Exercising less than usual and struggling to find the motivation to get going? It’s time to talk “MOVE-tivation”!
Move-tivation is more than just motivation – it’s sticking to an exercise routine, overcoming that voice that says “I’ll do it tomorrow… or the day after.”
Psychologists have been studying how to ‘crack the code’ of maintaining a regular exercise routine – and we’ve broken the science down for you in these 5 steps.
We know we should exercise. But do we really understand why? As one of the most effective methods to promote healthy ageing, physical activity really takes the cake when it comes to maintaining good health. Exercise requires so many systems in your body to come together – and has positive effects which reach to almost every organ in your body.
- Improving functional fitness – muscle strength, balance, flexibility
- Reducing risk of chronic disease – such as coronary heart disease, diabetes, stroke and cancer
- Improving overall health – increase bone mineral density, improve glycemic control and insulin sensitivity, and decrease blood pressure at rest,
- Improving mental health – boosting self-esteem, reducing anxiety and depression, and promoting better concentration, memory and overall cognitive functioning

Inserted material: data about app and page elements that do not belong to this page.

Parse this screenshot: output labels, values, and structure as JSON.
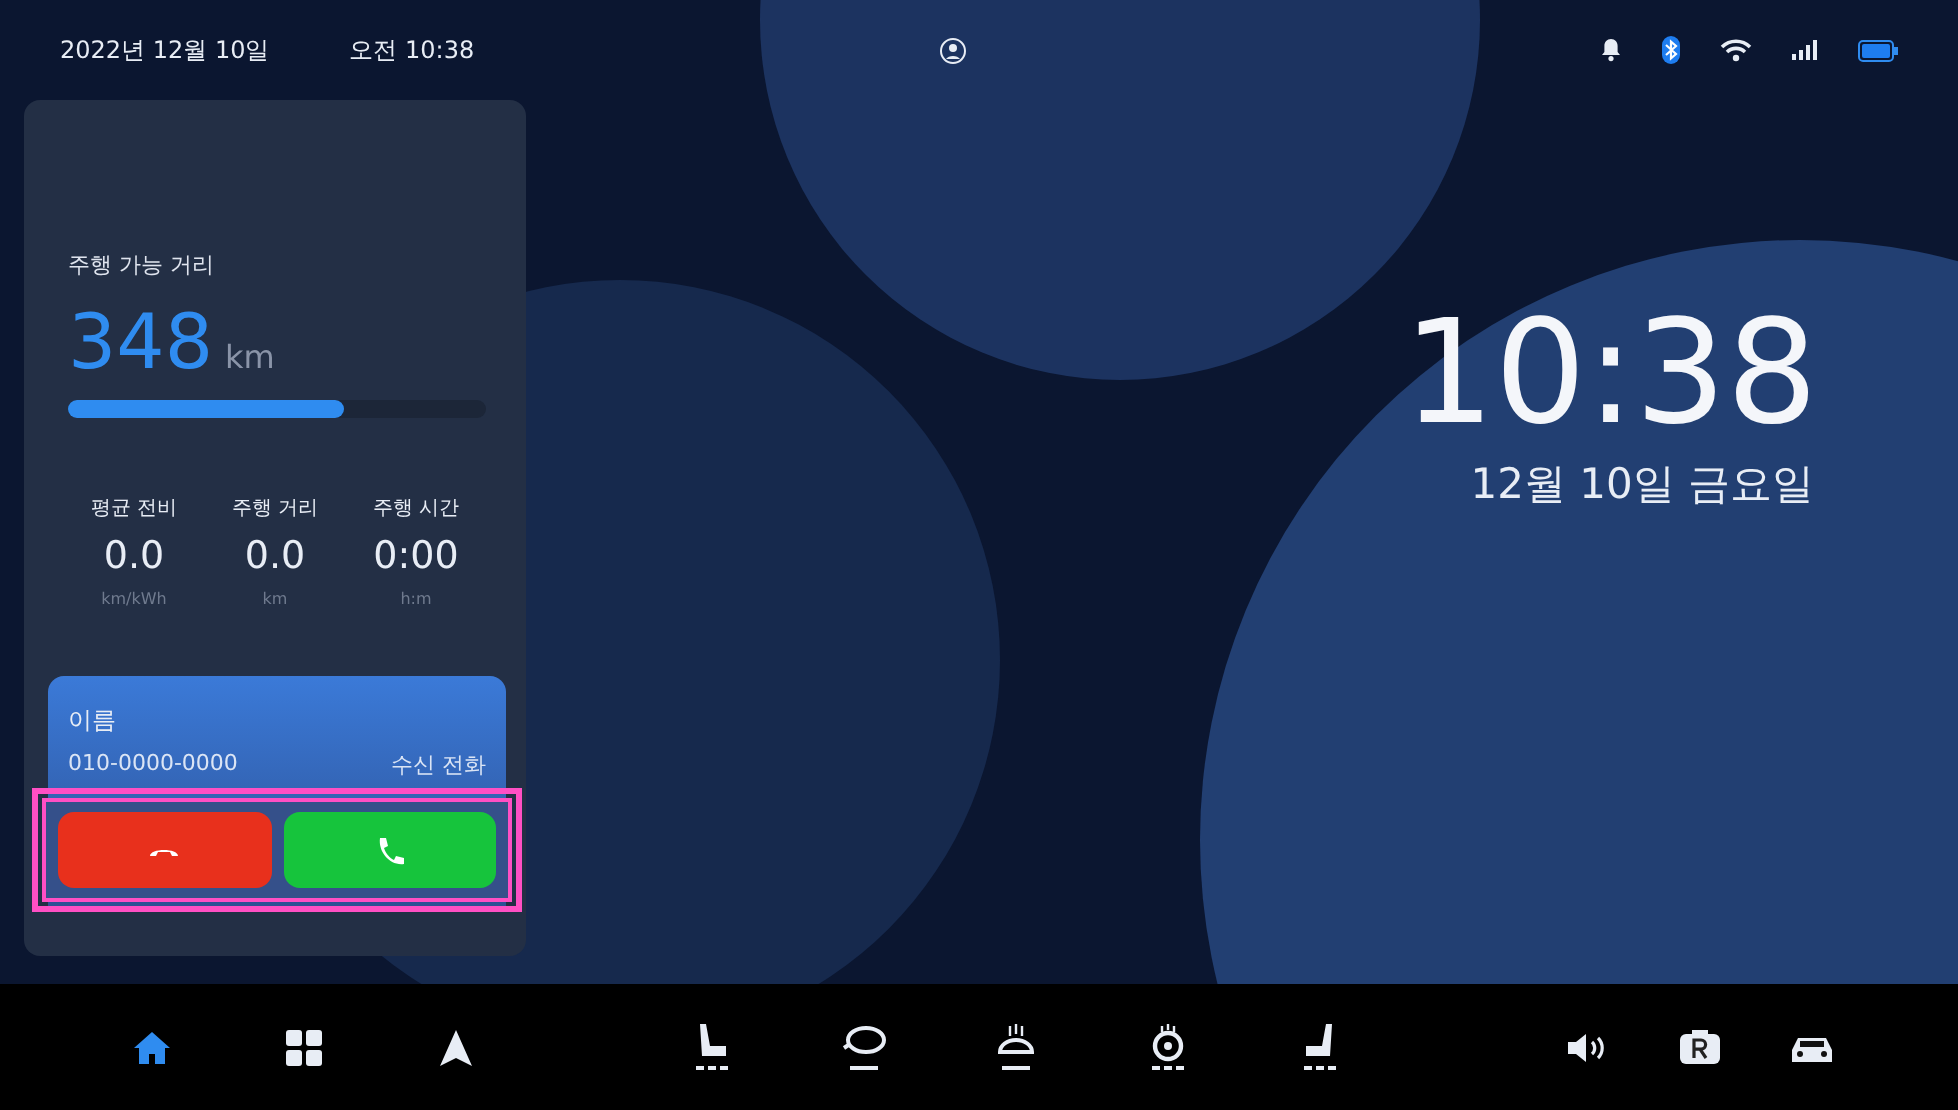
{
  "status_bar": {
    "date": "2022년 12월 10일",
    "time": "오전 10:38",
    "icons": [
      {
        "kind": "bell"
      },
      {
        "kind": "bluetooth"
      },
      {
        "kind": "wifi"
      },
      {
        "kind": "signal"
      },
      {
        "kind": "battery"
      }
    ]
  },
  "trip_card": {
    "range_label": "주행 가능 거리",
    "range_value": "348",
    "range_unit": "km",
    "level": 0.66,
    "stats": [
      {
        "label": "평균 전비",
        "value": "0.0",
        "unit": "km/kWh"
      },
      {
        "label": "주행 거리",
        "value": "0.0",
        "unit": "km"
      },
      {
        "label": "주행 시간",
        "value": "0:00",
        "unit": "h:m"
      }
    ]
  },
  "call": {
    "name": "이름",
    "number": "010-0000-0000",
    "status": "수신 전화"
  },
  "clock": {
    "time": "10:38",
    "date": "12월 10일 금요일"
  },
  "nav": {
    "left": [
      {
        "kind": "home",
        "selected": true
      },
      {
        "kind": "apps",
        "selected": false
      },
      {
        "kind": "navigation",
        "selected": false
      }
    ],
    "climate": [
      {
        "kind": "seat-left"
      },
      {
        "kind": "mirror"
      },
      {
        "kind": "defrost"
      },
      {
        "kind": "steering"
      },
      {
        "kind": "seat-right"
      }
    ],
    "right": [
      {
        "kind": "volume"
      },
      {
        "kind": "park"
      },
      {
        "kind": "car"
      }
    ]
  }
}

Think about what you would like to see yourself doing in 1 month, 3 month, 6 months time. Is it walking for 30 minutes a day? Is it having the energy to play with the grandkids? Is it learning yoga? Visualise it in your mind, and take small steps to achieving it.

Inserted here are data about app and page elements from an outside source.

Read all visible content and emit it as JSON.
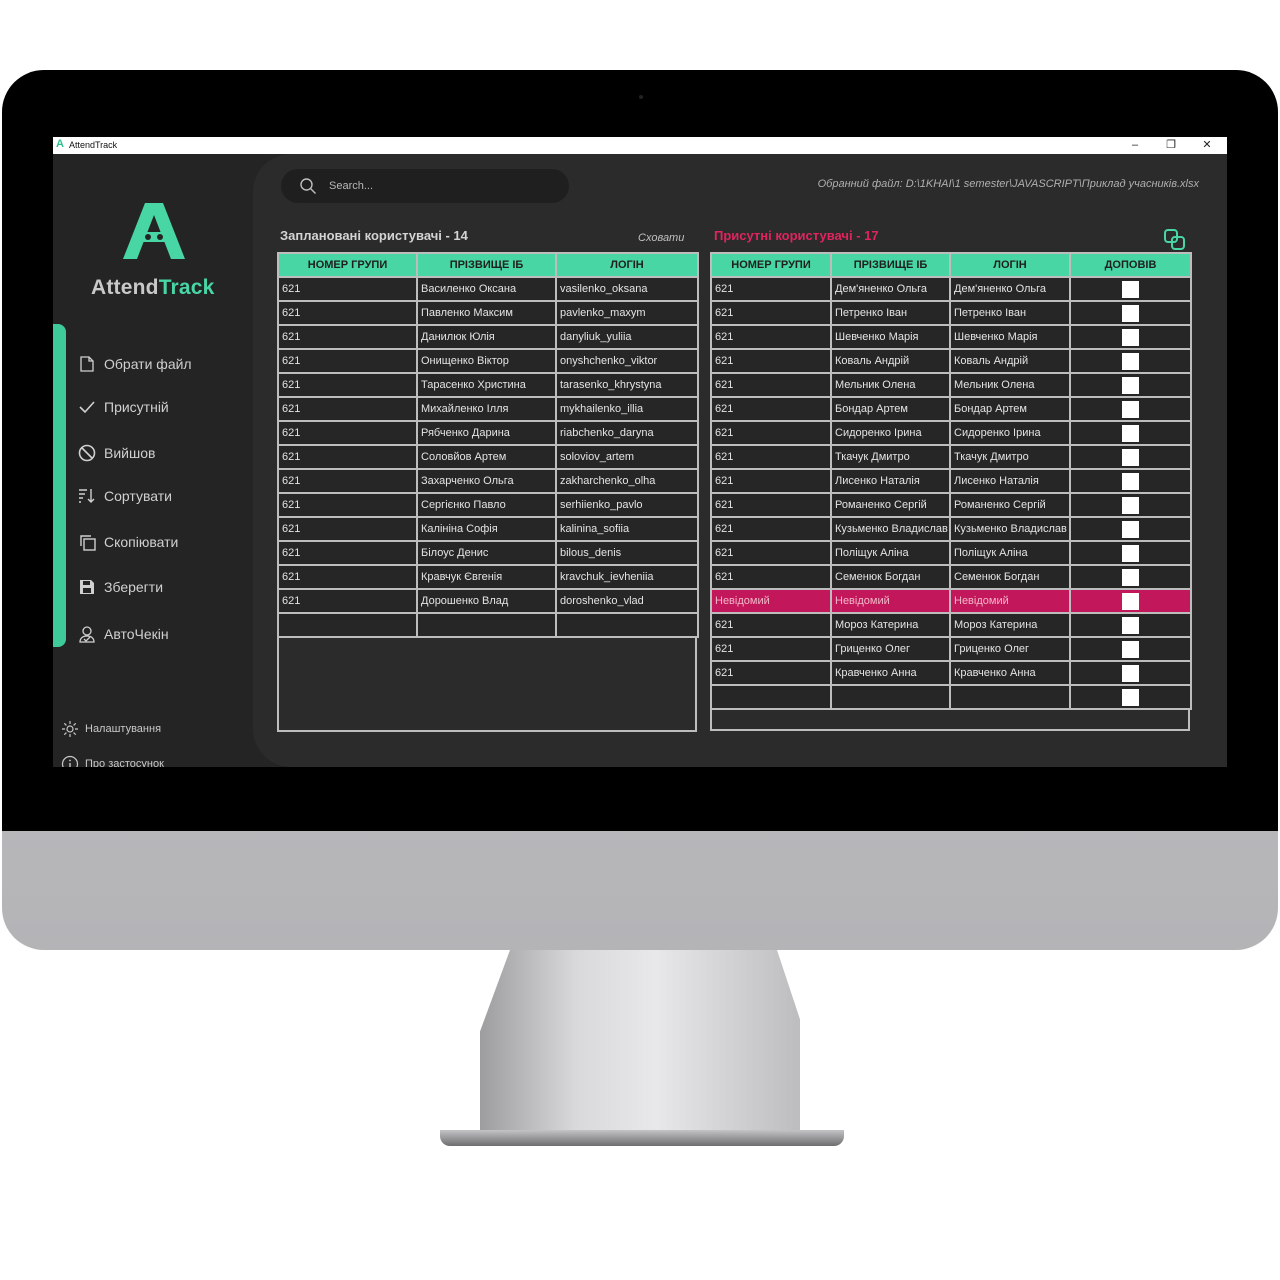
{
  "window": {
    "title": "AttendTrack",
    "icon": "app-logo-icon",
    "controls": [
      "minimize",
      "maximize",
      "close"
    ]
  },
  "brand": {
    "name_part1": "Attend",
    "name_part2": "Track",
    "accent_color": "#47d6a4",
    "alert_color": "#e0245e"
  },
  "nav": {
    "items": [
      {
        "label": "Обрати файл",
        "icon": "file-icon"
      },
      {
        "label": "Присутній",
        "icon": "check-icon"
      },
      {
        "label": "Вийшов",
        "icon": "ban-icon"
      },
      {
        "label": "Сортувати",
        "icon": "sort-icon"
      },
      {
        "label": "Скопіювати",
        "icon": "copy-icon"
      },
      {
        "label": "Зберегти",
        "icon": "save-icon"
      },
      {
        "label": "АвтоЧекін",
        "icon": "user-check-icon"
      }
    ],
    "settings_label": "Налаштування",
    "about_label": "Про застосунок"
  },
  "search": {
    "placeholder": "Search..."
  },
  "file_path": "Обранний файл: D:\\1KHAI\\1 semester\\JAVASCRIPT\\Приклад учасників.xlsx",
  "planned": {
    "title": "Заплановані користувачі - 14",
    "hide_label": "Сховати",
    "columns": [
      "НОМЕР ГРУПИ",
      "ПРІЗВИЩЕ ІБ",
      "ЛОГІН"
    ],
    "rows": [
      [
        "621",
        "Василенко Оксана",
        "vasilenko_oksana"
      ],
      [
        "621",
        "Павленко Максим",
        "pavlenko_maxym"
      ],
      [
        "621",
        "Данилюк Юлія",
        "danyliuk_yuliia"
      ],
      [
        "621",
        "Онищенко Віктор",
        "onyshchenko_viktor"
      ],
      [
        "621",
        "Тарасенко Христина",
        "tarasenko_khrystyna"
      ],
      [
        "621",
        "Михайленко Ілля",
        "mykhailenko_illia"
      ],
      [
        "621",
        "Рябченко Дарина",
        "riabchenko_daryna"
      ],
      [
        "621",
        "Соловйов Артем",
        "soloviov_artem"
      ],
      [
        "621",
        "Захарченко Ольга",
        "zakharchenko_olha"
      ],
      [
        "621",
        "Сергієнко Павло",
        "serhiienko_pavlo"
      ],
      [
        "621",
        "Калініна Софія",
        "kalinina_sofiia"
      ],
      [
        "621",
        "Білоус Денис",
        "bilous_denis"
      ],
      [
        "621",
        "Кравчук Євгенія",
        "kravchuk_ievheniia"
      ],
      [
        "621",
        "Дорошенко Влад",
        "doroshenko_vlad"
      ],
      [
        "",
        "",
        ""
      ]
    ]
  },
  "present": {
    "title": "Присутні користувачі - 17",
    "columns": [
      "НОМЕР ГРУПИ",
      "ПРІЗВИЩЕ ІБ",
      "ЛОГІН",
      "ДОПОВІВ"
    ],
    "rows": [
      [
        "621",
        "Дем'яненко Ольга",
        "Дем'яненко Ольга",
        false
      ],
      [
        "621",
        "Петренко Іван",
        "Петренко Іван",
        false
      ],
      [
        "621",
        "Шевченко Марія",
        "Шевченко Марія",
        false
      ],
      [
        "621",
        "Коваль Андрій",
        "Коваль Андрій",
        false
      ],
      [
        "621",
        "Мельник Олена",
        "Мельник Олена",
        false
      ],
      [
        "621",
        "Бондар Артем",
        "Бондар Артем",
        false
      ],
      [
        "621",
        "Сидоренко Ірина",
        "Сидоренко Ірина",
        false
      ],
      [
        "621",
        "Ткачук Дмитро",
        "Ткачук Дмитро",
        false
      ],
      [
        "621",
        "Лисенко Наталія",
        "Лисенко Наталія",
        false
      ],
      [
        "621",
        "Романенко Сергій",
        "Романенко Сергій",
        false
      ],
      [
        "621",
        "Кузьменко Владислав",
        "Кузьменко Владислав",
        false
      ],
      [
        "621",
        "Поліщук Аліна",
        "Поліщук Аліна",
        false
      ],
      [
        "621",
        "Семенюк Богдан",
        "Семенюк Богдан",
        false
      ],
      [
        "Невідомий",
        "Невідомий",
        "Невідомий",
        false
      ],
      [
        "621",
        "Мороз Катерина",
        "Мороз Катерина",
        false
      ],
      [
        "621",
        "Гриценко Олег",
        "Гриценко Олег",
        false
      ],
      [
        "621",
        "Кравченко Анна",
        "Кравченко Анна",
        false
      ],
      [
        "",
        "",
        "",
        false
      ]
    ],
    "highlight_value": "Невідомий"
  }
}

For example, if you would like to walk for 30 minutes, start with just walking for 5 minutes and keep increasing over time.
Give yourself rewards along the way (beyond the feel-good rewards exercising will bring). After exercising, follow up with an activity that you love – such as reading, or talking to family. Knowing this reward comes after will help you stick to your routine.
Ask a trusted friend or loved one to start an exercise routine too – even if you are both exercising in different households, suburbs, or states. You can even call each other to check in, or chat while you are going for a walk. There’s a scientific term for this – “helping relationships” – and there is no shame at all in asking a friend for help. You’d be helping them too!
Part of motivating ourselves to exercise is believing that we can – believing in ourselves, and knowing we can get up, jump onto an online exercise, and exercise away. But the state of the world at the moment – particularly in COVID stay-at-home restrictions – can make us feel hopeless, despairing.
We can boost our confidence through positive self-talk. Try repeating “I can and I will go for a walk/do an online class/insert your exercise here today.” You can even write it on a sticky note and leave it on your bathroom mirror.
Sometimes, we just forget to exercise. It happens! So, our advice is to leave little reminders for yourself throughout the house:
- Leave your walking shoes by the front door
- Put your exercise band and water bottle on the kitchen bench
- Print out your online exercise class schedule and leave it on your fridge, mirror, kitchen table
- Hang your exercise shirt on your door handle rather than putting it away
- Leave small weights near the couch
With equipment and reminders so accessible – you may even find yourself adding in some stretches or exercises while watching TV or waiting for the microwave to ding.
You do not have to leave these reminders out forever – just until your routine becomes a habit.